Why Should We Know Our Farmers?
I participated in the USDA‘s live Facebook chat today with Deputy Secretary Kathleen Merrigan. I appreciated the gracious tone of the talk, as well as the willingness to answer a variety of questions, including questions (i.e., mine) that challenged the value of local food. However, I remain at odds with the federal government’s subsidies in the name of local food, and with the use of tax dollars to promote a locavore lifestyle.
Merrigan’s comments about locavores in the winter were very reasonable. She said that she wanted to make local food available more often, not necessarily for 12 months out of the year. She also declined to define “local,” and stated that it would be unwise to impose a definition on everyone. I’m glad that the USDA isn’t harboring dreams of a 100-mile food distance standard (yet). Then she talked about using some kind of greenhouse to extend the growing season — “greenhouse” wasn’t the word, but I didn’t catch the exact agricultural term — and about preserving produce.
As I said, the comments were reasonable — for individuals who voluntarily buy local food. For taxpayer-funded entities like public schools, the ideas are more problematic. Any effort to obtain or preserve local food past the regular harvest time entails a cost. If public schools spend extra money for local fruit in November when they could have flown in produce from a different climate instead, that’s money that could have been spent on teachers or textbooks, or never taken from taxpayers in the first place.
I asked Merrigan why she thinks it’s important for people to know their farmers, and she listed several reasons in response. She talked about the health value of fresh produce, and about the environmental impact. She also suggested that knowing their farmers inspires schoolchildren to do well in science class.
I’m unconvinced that knowing the person who grew your food makes a difference in the pursuit of those goals. For example, you can choose a salad over a hamburger without knowing who planted the vegetables. If you want to make healthy choices, you should learn more about the nutritional content of what you eat, not about the people who brought it to market.

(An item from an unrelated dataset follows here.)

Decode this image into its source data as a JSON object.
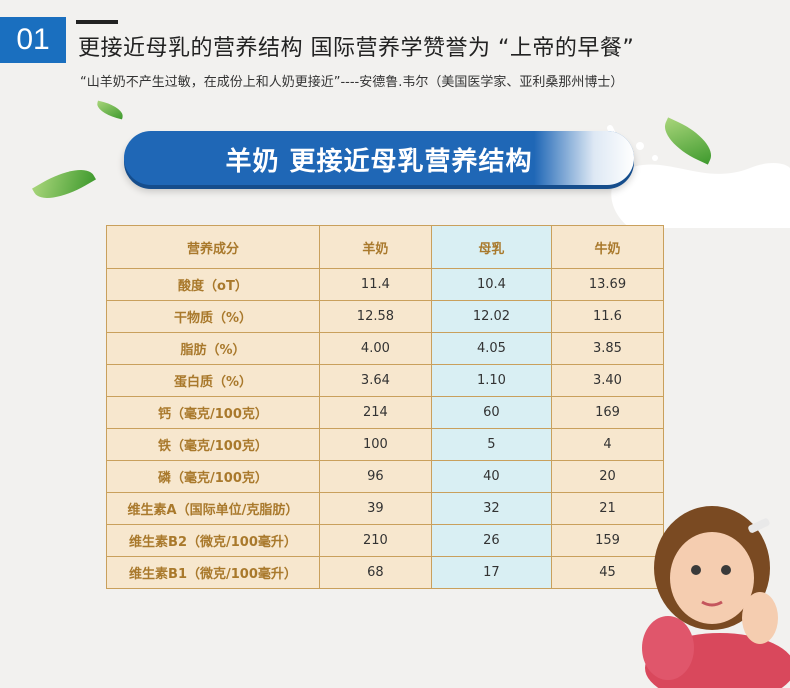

Some people may want to know their farmers because they feel it enriches their lives or inspires them. I say, go for it — but the federal government doesn’t need to get involved.